* [About this task]: The data follows. Retype every entry exactly.

* [Listed entries]:
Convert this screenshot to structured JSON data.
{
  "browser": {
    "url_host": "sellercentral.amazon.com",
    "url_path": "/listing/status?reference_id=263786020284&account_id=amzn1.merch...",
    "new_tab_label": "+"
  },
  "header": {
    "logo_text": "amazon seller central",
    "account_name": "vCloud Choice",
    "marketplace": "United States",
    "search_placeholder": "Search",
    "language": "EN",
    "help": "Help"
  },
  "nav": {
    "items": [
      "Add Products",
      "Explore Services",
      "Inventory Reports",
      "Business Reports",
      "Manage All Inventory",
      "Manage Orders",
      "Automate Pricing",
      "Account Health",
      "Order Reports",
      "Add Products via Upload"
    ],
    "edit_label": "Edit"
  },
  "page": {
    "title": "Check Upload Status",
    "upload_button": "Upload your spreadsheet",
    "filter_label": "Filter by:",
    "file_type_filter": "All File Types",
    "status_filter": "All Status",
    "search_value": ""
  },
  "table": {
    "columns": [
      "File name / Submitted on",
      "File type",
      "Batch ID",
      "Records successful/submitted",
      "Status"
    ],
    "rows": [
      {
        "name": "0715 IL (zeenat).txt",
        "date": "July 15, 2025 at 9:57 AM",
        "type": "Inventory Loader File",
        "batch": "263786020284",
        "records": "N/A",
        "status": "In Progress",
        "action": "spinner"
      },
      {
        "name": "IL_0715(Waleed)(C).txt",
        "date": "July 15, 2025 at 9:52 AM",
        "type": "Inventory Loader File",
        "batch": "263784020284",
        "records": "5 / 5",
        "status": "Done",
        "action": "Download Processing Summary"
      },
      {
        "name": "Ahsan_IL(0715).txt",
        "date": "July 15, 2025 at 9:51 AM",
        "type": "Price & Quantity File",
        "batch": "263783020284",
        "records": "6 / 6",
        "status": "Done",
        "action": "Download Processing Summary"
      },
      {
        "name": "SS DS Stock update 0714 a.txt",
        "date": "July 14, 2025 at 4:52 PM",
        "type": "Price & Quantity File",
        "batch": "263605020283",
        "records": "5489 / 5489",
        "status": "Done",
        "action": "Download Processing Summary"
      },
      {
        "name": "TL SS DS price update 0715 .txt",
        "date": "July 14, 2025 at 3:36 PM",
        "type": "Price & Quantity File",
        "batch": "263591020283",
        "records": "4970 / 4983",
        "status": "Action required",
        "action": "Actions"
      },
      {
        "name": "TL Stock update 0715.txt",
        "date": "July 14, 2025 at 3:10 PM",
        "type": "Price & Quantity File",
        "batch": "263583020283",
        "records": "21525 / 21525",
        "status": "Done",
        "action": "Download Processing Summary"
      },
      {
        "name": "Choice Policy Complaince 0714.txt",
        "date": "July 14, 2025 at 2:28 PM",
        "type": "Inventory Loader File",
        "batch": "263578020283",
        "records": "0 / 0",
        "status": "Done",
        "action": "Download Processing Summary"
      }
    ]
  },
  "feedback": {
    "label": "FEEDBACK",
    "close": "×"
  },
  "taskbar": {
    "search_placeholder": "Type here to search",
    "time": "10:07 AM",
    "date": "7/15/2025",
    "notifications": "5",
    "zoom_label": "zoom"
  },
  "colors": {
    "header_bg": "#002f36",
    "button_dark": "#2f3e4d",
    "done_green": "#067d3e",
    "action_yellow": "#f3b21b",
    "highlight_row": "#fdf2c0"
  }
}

* [Output]:
Convert this screenshot to structured JSON data.
{
  "browser": {
    "url_host": "sellercentral.amazon.com",
    "url_path": "/listing/status?reference_id=263786020284&account_id=amzn1.merch...",
    "new_tab_label": "+"
  },
  "header": {
    "logo_text": "amazon seller central",
    "account_name": "vCloud Choice",
    "marketplace": "United States",
    "search_placeholder": "Search",
    "language": "EN",
    "help": "Help"
  },
  "nav": {
    "items": [
      "Add Products",
      "Explore Services",
      "Inventory Reports",
      "Business Reports",
      "Manage All Inventory",
      "Manage Orders",
      "Automate Pricing",
      "Account Health",
      "Order Reports",
      "Add Products via Upload"
    ],
    "edit_label": "Edit"
  },
  "page": {
    "title": "Check Upload Status",
    "upload_button": "Upload your spreadsheet",
    "filter_label": "Filter by:",
    "file_type_filter": "All File Types",
    "status_filter": "All Status",
    "search_value": ""
  },
  "table": {
    "columns": [
      "File name / Submitted on",
      "File type",
      "Batch ID",
      "Records successful/submitted",
      "Status"
    ],
    "rows": [
      {
        "name": "0715 IL (zeenat).txt",
        "date": "July 15, 2025 at 9:57 AM",
        "type": "Inventory Loader File",
        "batch": "263786020284",
        "records": "N/A",
        "status": "In Progress",
        "action": "spinner"
      },
      {
        "name": "IL_0715(Waleed)(C).txt",
        "date": "July 15, 2025 at 9:52 AM",
        "type": "Inventory Loader File",
        "batch": "263784020284",
        "records": "5 / 5",
        "status": "Done",
        "action": "Download Processing Summary"
      },
      {
        "name": "Ahsan_IL(0715).txt",
        "date": "July 15, 2025 at 9:51 AM",
        "type": "Price & Quantity File",
        "batch": "263783020284",
        "records": "6 / 6",
        "status": "Done",
        "action": "Download Processing Summary"
      },
      {
        "name": "SS DS Stock update 0714 a.txt",
        "date": "July 14, 2025 at 4:52 PM",
        "type": "Price & Quantity File",
        "batch": "263605020283",
        "records": "5489 / 5489",
        "status": "Done",
        "action": "Download Processing Summary"
      },
      {
        "name": "TL SS DS price update 0715 .txt",
        "date": "July 14, 2025 at 3:36 PM",
        "type": "Price & Quantity File",
        "batch": "263591020283",
        "records": "4970 / 4983",
        "status": "Action required",
        "action": "Actions"
      },
      {
        "name": "TL Stock update 0715.txt",
        "date": "July 14, 2025 at 3:10 PM",
        "type": "Price & Quantity File",
        "batch": "263583020283",
        "records": "21525 / 21525",
        "status": "Done",
        "action": "Download Processing Summary"
      },
      {
        "name": "Choice Policy Complaince 0714.txt",
        "date": "July 14, 2025 at 2:28 PM",
        "type": "Inventory Loader File",
        "batch": "263578020283",
        "records": "0 / 0",
        "status": "Done",
        "action": "Download Processing Summary"
      }
    ]
  },
  "feedback": {
    "label": "FEEDBACK",
    "close": "×"
  },
  "taskbar": {
    "search_placeholder": "Type here to search",
    "time": "10:07 AM",
    "date": "7/15/2025",
    "notifications": "5",
    "zoom_label": "zoom"
  },
  "colors": {
    "header_bg": "#002f36",
    "button_dark": "#2f3e4d",
    "done_green": "#067d3e",
    "action_yellow": "#f3b21b",
    "highlight_row": "#fdf2c0"
  }
}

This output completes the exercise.